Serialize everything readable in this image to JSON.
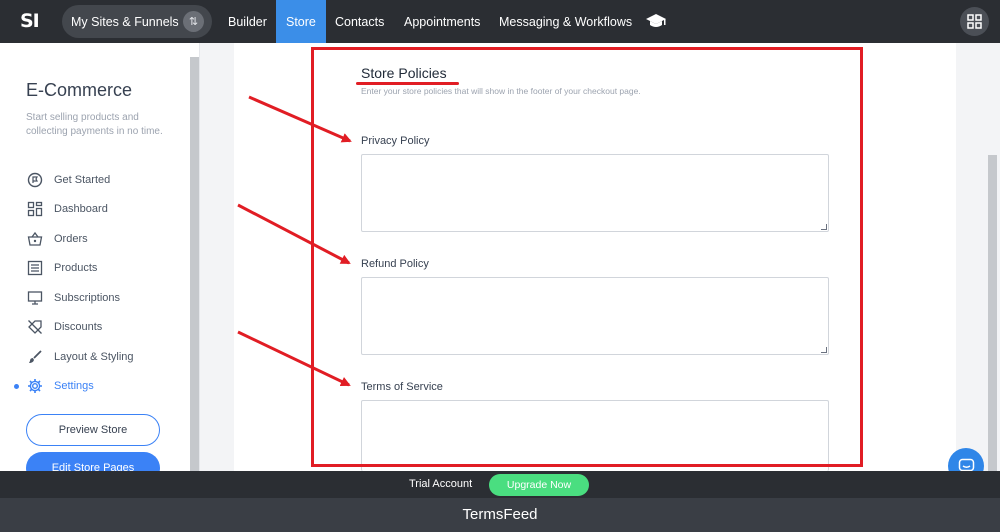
{
  "topbar": {
    "logo": "SI",
    "sites_label": "My Sites & Funnels",
    "swap_icon": "swap-arrows-icon",
    "nav": [
      {
        "label": "Builder",
        "active": false
      },
      {
        "label": "Store",
        "active": true
      },
      {
        "label": "Contacts",
        "active": false
      },
      {
        "label": "Appointments",
        "active": false
      },
      {
        "label": "Messaging & Workflows",
        "active": false
      }
    ],
    "academy_icon": "graduation-cap-icon",
    "apps_icon": "apps-grid-icon"
  },
  "sidebar": {
    "title": "E-Commerce",
    "description": "Start selling products and collecting payments in no time.",
    "items": [
      {
        "label": "Get Started",
        "icon": "flag-circle-icon"
      },
      {
        "label": "Dashboard",
        "icon": "dashboard-icon"
      },
      {
        "label": "Orders",
        "icon": "basket-icon"
      },
      {
        "label": "Products",
        "icon": "list-icon"
      },
      {
        "label": "Subscriptions",
        "icon": "monitor-icon"
      },
      {
        "label": "Discounts",
        "icon": "tag-off-icon"
      },
      {
        "label": "Layout & Styling",
        "icon": "brush-icon"
      },
      {
        "label": "Settings",
        "icon": "gear-icon",
        "active": true
      }
    ],
    "preview_button": "Preview Store",
    "edit_button": "Edit Store Pages"
  },
  "main": {
    "title": "Store Policies",
    "subtitle": "Enter your store policies that will show in the footer of your checkout page.",
    "fields": [
      {
        "label": "Privacy Policy",
        "value": ""
      },
      {
        "label": "Refund Policy",
        "value": ""
      },
      {
        "label": "Terms of Service",
        "value": ""
      }
    ]
  },
  "trialbar": {
    "text": "Trial Account",
    "upgrade_button": "Upgrade Now"
  },
  "footer": {
    "brand": "TermsFeed"
  },
  "colors": {
    "accent": "#3b8ee8",
    "annotation": "#e11d24",
    "upgrade": "#4ade80",
    "topbar": "#2b2e33"
  }
}
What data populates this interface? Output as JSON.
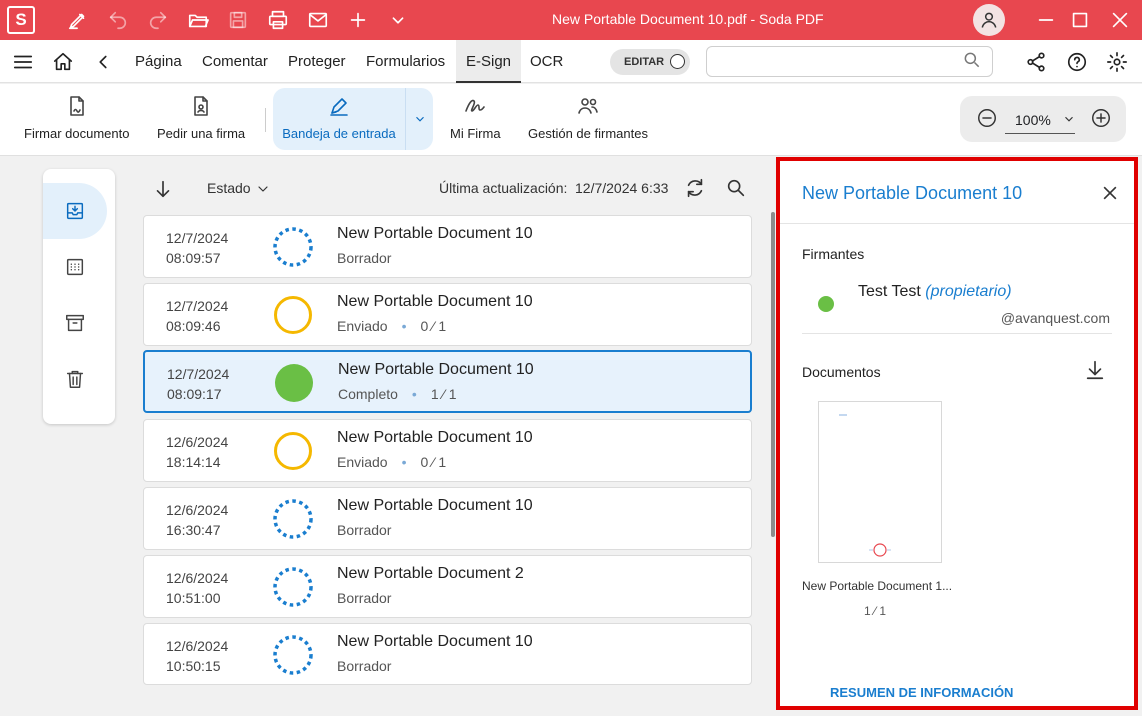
{
  "window": {
    "title": "New Portable Document 10.pdf  -  Soda PDF",
    "logo_letter": "S"
  },
  "menu": {
    "tabs": [
      "Página",
      "Comentar",
      "Proteger",
      "Formularios",
      "E-Sign",
      "OCR"
    ],
    "active_tab": "E-Sign",
    "edit_label": "EDITAR",
    "search_value": ""
  },
  "ribbon": {
    "buttons": [
      "Firmar documento",
      "Pedir una firma",
      "Bandeja de entrada",
      "Mi Firma",
      "Gestión de firmantes"
    ],
    "active": "Bandeja de entrada",
    "zoom": "100%"
  },
  "list": {
    "sort_label": "Estado",
    "last_update_label": "Última actualización:",
    "last_update_value": "12/7/2024 6:33",
    "rows": [
      {
        "date": "12/7/2024",
        "time": "08:09:57",
        "name": "New Portable Document 10",
        "status": "Borrador",
        "progress": "",
        "state": "draft"
      },
      {
        "date": "12/7/2024",
        "time": "08:09:46",
        "name": "New Portable Document 10",
        "status": "Enviado",
        "progress": "0 ⁄ 1",
        "state": "sent"
      },
      {
        "date": "12/7/2024",
        "time": "08:09:17",
        "name": "New Portable Document 10",
        "status": "Completo",
        "progress": "1 ⁄ 1",
        "state": "complete"
      },
      {
        "date": "12/6/2024",
        "time": "18:14:14",
        "name": "New Portable Document 10",
        "status": "Enviado",
        "progress": "0 ⁄ 1",
        "state": "sent"
      },
      {
        "date": "12/6/2024",
        "time": "16:30:47",
        "name": "New Portable Document 10",
        "status": "Borrador",
        "progress": "",
        "state": "draft"
      },
      {
        "date": "12/6/2024",
        "time": "10:51:00",
        "name": "New Portable Document 2",
        "status": "Borrador",
        "progress": "",
        "state": "draft"
      },
      {
        "date": "12/6/2024",
        "time": "10:50:15",
        "name": "New Portable Document 10",
        "status": "Borrador",
        "progress": "",
        "state": "draft"
      }
    ]
  },
  "panel": {
    "title": "New Portable Document 10",
    "signers_heading": "Firmantes",
    "signer_name": "Test Test",
    "signer_role": "(propietario)",
    "signer_email": "@avanquest.com",
    "documents_heading": "Documentos",
    "doc_caption": "New Portable Document 1...",
    "doc_pages": "1 ⁄ 1",
    "summary_label": "RESUMEN DE INFORMACIÓN"
  },
  "colors": {
    "brand": "#e8474f",
    "accent": "#1a7ecf",
    "complete": "#6abf45",
    "sent": "#f5b800",
    "draft": "#1a7ecf",
    "highlight": "#e00000"
  }
}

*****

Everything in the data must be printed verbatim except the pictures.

§ Solution for this problem
Serialize everything readable in this image to JSON.
{
  "topbar": {
    "logo": "SI",
    "sites_label": "My Sites & Funnels",
    "swap_icon": "swap-arrows-icon",
    "nav": [
      {
        "label": "Builder",
        "active": false
      },
      {
        "label": "Store",
        "active": true
      },
      {
        "label": "Contacts",
        "active": false
      },
      {
        "label": "Appointments",
        "active": false
      },
      {
        "label": "Messaging & Workflows",
        "active": false
      }
    ],
    "academy_icon": "graduation-cap-icon",
    "apps_icon": "apps-grid-icon"
  },
  "sidebar": {
    "title": "E-Commerce",
    "description": "Start selling products and collecting payments in no time.",
    "items": [
      {
        "label": "Get Started",
        "icon": "flag-circle-icon"
      },
      {
        "label": "Dashboard",
        "icon": "dashboard-icon"
      },
      {
        "label": "Orders",
        "icon": "basket-icon"
      },
      {
        "label": "Products",
        "icon": "list-icon"
      },
      {
        "label": "Subscriptions",
        "icon": "monitor-icon"
      },
      {
        "label": "Discounts",
        "icon": "tag-off-icon"
      },
      {
        "label": "Layout & Styling",
        "icon": "brush-icon"
      },
      {
        "label": "Settings",
        "icon": "gear-icon",
        "active": true
      }
    ],
    "preview_button": "Preview Store",
    "edit_button": "Edit Store Pages"
  },
  "main": {
    "title": "Store Policies",
    "subtitle": "Enter your store policies that will show in the footer of your checkout page.",
    "fields": [
      {
        "label": "Privacy Policy",
        "value": ""
      },
      {
        "label": "Refund Policy",
        "value": ""
      },
      {
        "label": "Terms of Service",
        "value": ""
      }
    ]
  },
  "trialbar": {
    "text": "Trial Account",
    "upgrade_button": "Upgrade Now"
  },
  "footer": {
    "brand": "TermsFeed"
  },
  "colors": {
    "accent": "#3b8ee8",
    "annotation": "#e11d24",
    "upgrade": "#4ade80",
    "topbar": "#2b2e33"
  }
}
What data populates this interface? Output as JSON.
{
  "window": {
    "title": "New Portable Document 10.pdf  -  Soda PDF",
    "logo_letter": "S"
  },
  "menu": {
    "tabs": [
      "Página",
      "Comentar",
      "Proteger",
      "Formularios",
      "E-Sign",
      "OCR"
    ],
    "active_tab": "E-Sign",
    "edit_label": "EDITAR",
    "search_value": ""
  },
  "ribbon": {
    "buttons": [
      "Firmar documento",
      "Pedir una firma",
      "Bandeja de entrada",
      "Mi Firma",
      "Gestión de firmantes"
    ],
    "active": "Bandeja de entrada",
    "zoom": "100%"
  },
  "list": {
    "sort_label": "Estado",
    "last_update_label": "Última actualización:",
    "last_update_value": "12/7/2024 6:33",
    "rows": [
      {
        "date": "12/7/2024",
        "time": "08:09:57",
        "name": "New Portable Document 10",
        "status": "Borrador",
        "progress": "",
        "state": "draft"
      },
      {
        "date": "12/7/2024",
        "time": "08:09:46",
        "name": "New Portable Document 10",
        "status": "Enviado",
        "progress": "0 ⁄ 1",
        "state": "sent"
      },
      {
        "date": "12/7/2024",
        "time": "08:09:17",
        "name": "New Portable Document 10",
        "status": "Completo",
        "progress": "1 ⁄ 1",
        "state": "complete"
      },
      {
        "date": "12/6/2024",
        "time": "18:14:14",
        "name": "New Portable Document 10",
        "status": "Enviado",
        "progress": "0 ⁄ 1",
        "state": "sent"
      },
      {
        "date": "12/6/2024",
        "time": "16:30:47",
        "name": "New Portable Document 10",
        "status": "Borrador",
        "progress": "",
        "state": "draft"
      },
      {
        "date": "12/6/2024",
        "time": "10:51:00",
        "name": "New Portable Document 2",
        "status": "Borrador",
        "progress": "",
        "state": "draft"
      },
      {
        "date": "12/6/2024",
        "time": "10:50:15",
        "name": "New Portable Document 10",
        "status": "Borrador",
        "progress": "",
        "state": "draft"
      }
    ]
  },
  "panel": {
    "title": "New Portable Document 10",
    "signers_heading": "Firmantes",
    "signer_name": "Test Test",
    "signer_role": "(propietario)",
    "signer_email": "@avanquest.com",
    "documents_heading": "Documentos",
    "doc_caption": "New Portable Document 1...",
    "doc_pages": "1 ⁄ 1",
    "summary_label": "RESUMEN DE INFORMACIÓN"
  },
  "colors": {
    "brand": "#e8474f",
    "accent": "#1a7ecf",
    "complete": "#6abf45",
    "sent": "#f5b800",
    "draft": "#1a7ecf",
    "highlight": "#e00000"
  }
}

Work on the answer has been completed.